West Australian Labor senator Joe Bullock is quitting politics after less than two years in parliament because the ALP has voted to remove a conscience vote on same-sex marriage.
Bullock, a former union official and right wing faction boss, announced his departure in the Senate last night and is expected to go within weeks, despite being elected for six years.
The ALP plans to remove a conscience vote on the issue in 2019.
Bullock is a fierce opponent of same-sex marriage and took the top Senate position on the 2014 WA ballot paper in 2013 by deposing the openly gay Louis Pratt in a factional deal.
But he was forced to apologise for comments he made about Pratt prior to the election during a speech in which he called some ALP members “mad” and admitted he voted against Labor.
Last night, he said he could no longer back his party’s policy.
“As a Labor Senator, it’s my job to tell voters that it doesn’t matter that Labor will outlaw the conscience vote on homosexual marriage, and to recommend a vote for Labor without reservation,” he said.
“That’s the job description of a Labor Senator. It’s a job which I can’t do.”
Senator Bullock, an Anglican, is opposed to abortion and same-sex marriage and more recently, was at odds with his party when he called for the Safe Schools anti-bullying program, currently being investigated by the Turnbull government, to be abolished immediately.
“How can I in good conscience recommend to people that they vote for a party which is determined to deny its parliamentarians a conscience vote on the homosexual marriage question, which I regard as of fundamental significance to the future shape of our society,” Bullock told the Senate.

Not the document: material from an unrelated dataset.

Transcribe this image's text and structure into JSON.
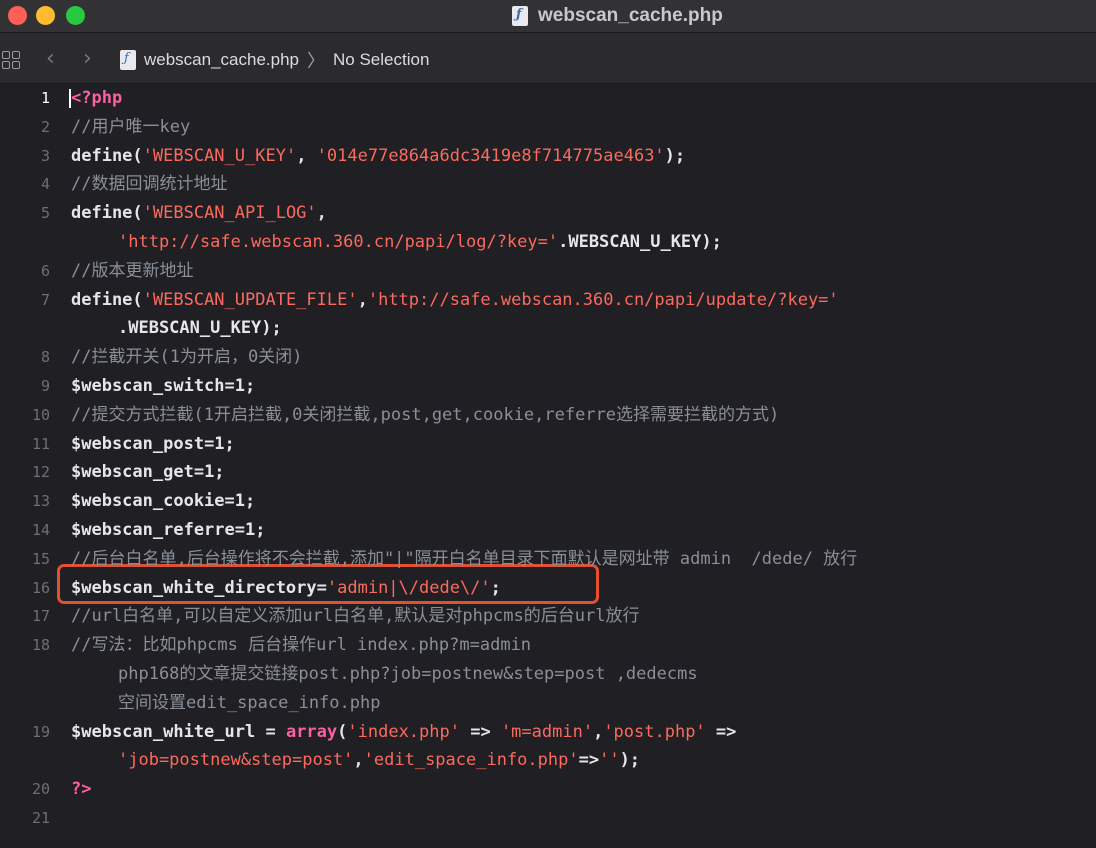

He said he felt “morally obliged” to resign from parliament, rather than just sit on the crossbench, but the former state secretary of the “Shoppies” union, which successfully opposed Sunday trading in WA, also took a swipe in his parting remarks at diversity in his party saying Labor needed to preselect candidates who would change people’s votes.
Opposition leader Bill Shorten issued a statement saying senator Bullock was “a man of deeply held faith and convictions”.
“I don’t agree with his views on a number of issues — including marriage equality — but I respect his right to hold those opinions,” he said.
“I respect the decision he’s made to step down tonight, knowing it’s come after a long period of consideration. The Labor Party wishes Joe and his wife Helen good health and happiness in the next chapter of their lives.”
Bullock is the fourth WA ALP politician to quit politics in the past month, with three lower house MPs, party stalwart Gary Gray, Melissa Parke, and Alannah MacTiernan all announcing they will step down at the next election.